INSTRUCTIONS TO FOLLOW: Word for word, repeat all of the entries below.

-- DATA FOR PROCESSING follows --

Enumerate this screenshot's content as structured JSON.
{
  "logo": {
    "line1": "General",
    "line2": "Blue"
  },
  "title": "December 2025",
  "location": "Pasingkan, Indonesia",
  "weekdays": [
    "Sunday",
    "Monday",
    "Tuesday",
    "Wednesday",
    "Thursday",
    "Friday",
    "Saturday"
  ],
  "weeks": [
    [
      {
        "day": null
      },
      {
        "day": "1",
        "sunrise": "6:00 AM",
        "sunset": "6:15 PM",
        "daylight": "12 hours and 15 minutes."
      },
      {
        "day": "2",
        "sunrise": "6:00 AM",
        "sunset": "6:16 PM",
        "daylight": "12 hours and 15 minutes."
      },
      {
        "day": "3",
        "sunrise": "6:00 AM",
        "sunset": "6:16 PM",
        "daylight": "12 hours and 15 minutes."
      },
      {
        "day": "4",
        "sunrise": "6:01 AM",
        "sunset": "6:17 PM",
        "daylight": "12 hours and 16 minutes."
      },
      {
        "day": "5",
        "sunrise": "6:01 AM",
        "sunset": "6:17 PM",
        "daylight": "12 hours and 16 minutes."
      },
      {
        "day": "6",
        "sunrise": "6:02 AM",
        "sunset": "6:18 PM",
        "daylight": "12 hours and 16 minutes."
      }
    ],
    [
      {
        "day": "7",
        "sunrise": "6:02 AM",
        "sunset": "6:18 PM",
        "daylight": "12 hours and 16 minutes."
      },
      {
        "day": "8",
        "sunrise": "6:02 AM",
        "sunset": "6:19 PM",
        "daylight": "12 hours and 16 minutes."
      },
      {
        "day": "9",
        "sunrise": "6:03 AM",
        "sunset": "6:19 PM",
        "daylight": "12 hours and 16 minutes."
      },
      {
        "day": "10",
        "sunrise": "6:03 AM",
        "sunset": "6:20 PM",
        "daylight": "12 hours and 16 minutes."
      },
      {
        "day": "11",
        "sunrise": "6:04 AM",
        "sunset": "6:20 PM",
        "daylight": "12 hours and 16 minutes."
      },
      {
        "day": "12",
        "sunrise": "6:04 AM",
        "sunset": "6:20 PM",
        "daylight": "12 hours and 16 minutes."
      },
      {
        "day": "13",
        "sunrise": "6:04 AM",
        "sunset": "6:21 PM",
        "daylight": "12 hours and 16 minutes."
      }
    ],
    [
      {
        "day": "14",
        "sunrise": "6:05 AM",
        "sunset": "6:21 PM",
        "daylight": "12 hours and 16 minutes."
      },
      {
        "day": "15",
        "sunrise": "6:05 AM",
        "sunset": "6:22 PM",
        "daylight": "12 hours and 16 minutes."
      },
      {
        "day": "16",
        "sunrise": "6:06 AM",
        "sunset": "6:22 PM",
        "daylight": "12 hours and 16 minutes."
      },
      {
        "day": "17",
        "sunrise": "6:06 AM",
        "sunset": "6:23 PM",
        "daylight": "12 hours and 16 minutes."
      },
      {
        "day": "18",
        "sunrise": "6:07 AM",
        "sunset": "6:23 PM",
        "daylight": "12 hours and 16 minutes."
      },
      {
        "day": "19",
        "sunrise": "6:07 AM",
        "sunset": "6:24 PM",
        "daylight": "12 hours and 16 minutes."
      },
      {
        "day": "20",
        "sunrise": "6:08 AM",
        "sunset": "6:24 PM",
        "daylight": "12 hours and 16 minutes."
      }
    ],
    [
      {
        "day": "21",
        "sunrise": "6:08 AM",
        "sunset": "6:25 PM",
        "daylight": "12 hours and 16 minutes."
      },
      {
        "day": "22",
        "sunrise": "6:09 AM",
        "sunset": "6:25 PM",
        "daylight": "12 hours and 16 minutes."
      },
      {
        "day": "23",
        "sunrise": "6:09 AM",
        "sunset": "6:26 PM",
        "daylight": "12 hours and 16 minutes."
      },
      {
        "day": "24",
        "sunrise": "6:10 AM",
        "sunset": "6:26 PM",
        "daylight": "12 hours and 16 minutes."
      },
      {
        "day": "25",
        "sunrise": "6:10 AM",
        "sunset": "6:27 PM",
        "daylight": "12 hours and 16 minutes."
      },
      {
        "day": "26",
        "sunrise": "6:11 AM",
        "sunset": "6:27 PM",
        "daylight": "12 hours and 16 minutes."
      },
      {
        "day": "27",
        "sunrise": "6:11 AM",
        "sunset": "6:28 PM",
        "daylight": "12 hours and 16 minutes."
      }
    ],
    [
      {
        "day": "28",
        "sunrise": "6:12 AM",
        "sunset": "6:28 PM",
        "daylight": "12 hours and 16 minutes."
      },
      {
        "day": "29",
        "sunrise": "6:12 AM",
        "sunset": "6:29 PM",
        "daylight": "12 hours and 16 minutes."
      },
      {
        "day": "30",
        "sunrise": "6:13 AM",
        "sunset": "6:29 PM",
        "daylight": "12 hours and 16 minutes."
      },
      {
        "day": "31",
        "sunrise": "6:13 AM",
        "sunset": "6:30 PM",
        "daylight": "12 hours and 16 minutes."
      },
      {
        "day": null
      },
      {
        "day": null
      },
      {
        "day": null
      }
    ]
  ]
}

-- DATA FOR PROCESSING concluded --

THE COMPLETED TASK:
Enumerate this screenshot's content as structured JSON.
{
  "logo": {
    "line1": "General",
    "line2": "Blue"
  },
  "title": "December 2025",
  "location": "Pasingkan, Indonesia",
  "weekdays": [
    "Sunday",
    "Monday",
    "Tuesday",
    "Wednesday",
    "Thursday",
    "Friday",
    "Saturday"
  ],
  "weeks": [
    [
      {
        "day": null
      },
      {
        "day": "1",
        "sunrise": "6:00 AM",
        "sunset": "6:15 PM",
        "daylight": "12 hours and 15 minutes."
      },
      {
        "day": "2",
        "sunrise": "6:00 AM",
        "sunset": "6:16 PM",
        "daylight": "12 hours and 15 minutes."
      },
      {
        "day": "3",
        "sunrise": "6:00 AM",
        "sunset": "6:16 PM",
        "daylight": "12 hours and 15 minutes."
      },
      {
        "day": "4",
        "sunrise": "6:01 AM",
        "sunset": "6:17 PM",
        "daylight": "12 hours and 16 minutes."
      },
      {
        "day": "5",
        "sunrise": "6:01 AM",
        "sunset": "6:17 PM",
        "daylight": "12 hours and 16 minutes."
      },
      {
        "day": "6",
        "sunrise": "6:02 AM",
        "sunset": "6:18 PM",
        "daylight": "12 hours and 16 minutes."
      }
    ],
    [
      {
        "day": "7",
        "sunrise": "6:02 AM",
        "sunset": "6:18 PM",
        "daylight": "12 hours and 16 minutes."
      },
      {
        "day": "8",
        "sunrise": "6:02 AM",
        "sunset": "6:19 PM",
        "daylight": "12 hours and 16 minutes."
      },
      {
        "day": "9",
        "sunrise": "6:03 AM",
        "sunset": "6:19 PM",
        "daylight": "12 hours and 16 minutes."
      },
      {
        "day": "10",
        "sunrise": "6:03 AM",
        "sunset": "6:20 PM",
        "daylight": "12 hours and 16 minutes."
      },
      {
        "day": "11",
        "sunrise": "6:04 AM",
        "sunset": "6:20 PM",
        "daylight": "12 hours and 16 minutes."
      },
      {
        "day": "12",
        "sunrise": "6:04 AM",
        "sunset": "6:20 PM",
        "daylight": "12 hours and 16 minutes."
      },
      {
        "day": "13",
        "sunrise": "6:04 AM",
        "sunset": "6:21 PM",
        "daylight": "12 hours and 16 minutes."
      }
    ],
    [
      {
        "day": "14",
        "sunrise": "6:05 AM",
        "sunset": "6:21 PM",
        "daylight": "12 hours and 16 minutes."
      },
      {
        "day": "15",
        "sunrise": "6:05 AM",
        "sunset": "6:22 PM",
        "daylight": "12 hours and 16 minutes."
      },
      {
        "day": "16",
        "sunrise": "6:06 AM",
        "sunset": "6:22 PM",
        "daylight": "12 hours and 16 minutes."
      },
      {
        "day": "17",
        "sunrise": "6:06 AM",
        "sunset": "6:23 PM",
        "daylight": "12 hours and 16 minutes."
      },
      {
        "day": "18",
        "sunrise": "6:07 AM",
        "sunset": "6:23 PM",
        "daylight": "12 hours and 16 minutes."
      },
      {
        "day": "19",
        "sunrise": "6:07 AM",
        "sunset": "6:24 PM",
        "daylight": "12 hours and 16 minutes."
      },
      {
        "day": "20",
        "sunrise": "6:08 AM",
        "sunset": "6:24 PM",
        "daylight": "12 hours and 16 minutes."
      }
    ],
    [
      {
        "day": "21",
        "sunrise": "6:08 AM",
        "sunset": "6:25 PM",
        "daylight": "12 hours and 16 minutes."
      },
      {
        "day": "22",
        "sunrise": "6:09 AM",
        "sunset": "6:25 PM",
        "daylight": "12 hours and 16 minutes."
      },
      {
        "day": "23",
        "sunrise": "6:09 AM",
        "sunset": "6:26 PM",
        "daylight": "12 hours and 16 minutes."
      },
      {
        "day": "24",
        "sunrise": "6:10 AM",
        "sunset": "6:26 PM",
        "daylight": "12 hours and 16 minutes."
      },
      {
        "day": "25",
        "sunrise": "6:10 AM",
        "sunset": "6:27 PM",
        "daylight": "12 hours and 16 minutes."
      },
      {
        "day": "26",
        "sunrise": "6:11 AM",
        "sunset": "6:27 PM",
        "daylight": "12 hours and 16 minutes."
      },
      {
        "day": "27",
        "sunrise": "6:11 AM",
        "sunset": "6:28 PM",
        "daylight": "12 hours and 16 minutes."
      }
    ],
    [
      {
        "day": "28",
        "sunrise": "6:12 AM",
        "sunset": "6:28 PM",
        "daylight": "12 hours and 16 minutes."
      },
      {
        "day": "29",
        "sunrise": "6:12 AM",
        "sunset": "6:29 PM",
        "daylight": "12 hours and 16 minutes."
      },
      {
        "day": "30",
        "sunrise": "6:13 AM",
        "sunset": "6:29 PM",
        "daylight": "12 hours and 16 minutes."
      },
      {
        "day": "31",
        "sunrise": "6:13 AM",
        "sunset": "6:30 PM",
        "daylight": "12 hours and 16 minutes."
      },
      {
        "day": null
      },
      {
        "day": null
      },
      {
        "day": null
      }
    ]
  ]
}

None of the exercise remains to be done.